Component data from apps and pages ->

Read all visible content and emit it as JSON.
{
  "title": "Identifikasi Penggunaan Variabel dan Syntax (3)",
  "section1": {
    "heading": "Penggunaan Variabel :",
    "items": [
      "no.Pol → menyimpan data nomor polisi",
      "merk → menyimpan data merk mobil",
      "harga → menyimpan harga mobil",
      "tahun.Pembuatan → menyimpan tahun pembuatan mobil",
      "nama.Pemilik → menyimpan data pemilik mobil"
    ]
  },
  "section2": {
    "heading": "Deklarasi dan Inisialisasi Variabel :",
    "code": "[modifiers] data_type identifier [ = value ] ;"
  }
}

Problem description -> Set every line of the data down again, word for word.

Task answer ->
Read all visible content and emit it as JSON.
{
  "title": "Identifikasi Penggunaan Variabel dan Syntax (3)",
  "section1": {
    "heading": "Penggunaan Variabel :",
    "items": [
      "no.Pol → menyimpan data nomor polisi",
      "merk → menyimpan data merk mobil",
      "harga → menyimpan harga mobil",
      "tahun.Pembuatan → menyimpan tahun pembuatan mobil",
      "nama.Pemilik → menyimpan data pemilik mobil"
    ]
  },
  "section2": {
    "heading": "Deklarasi dan Inisialisasi Variabel :",
    "code": "[modifiers] data_type identifier [ = value ] ;"
  }
}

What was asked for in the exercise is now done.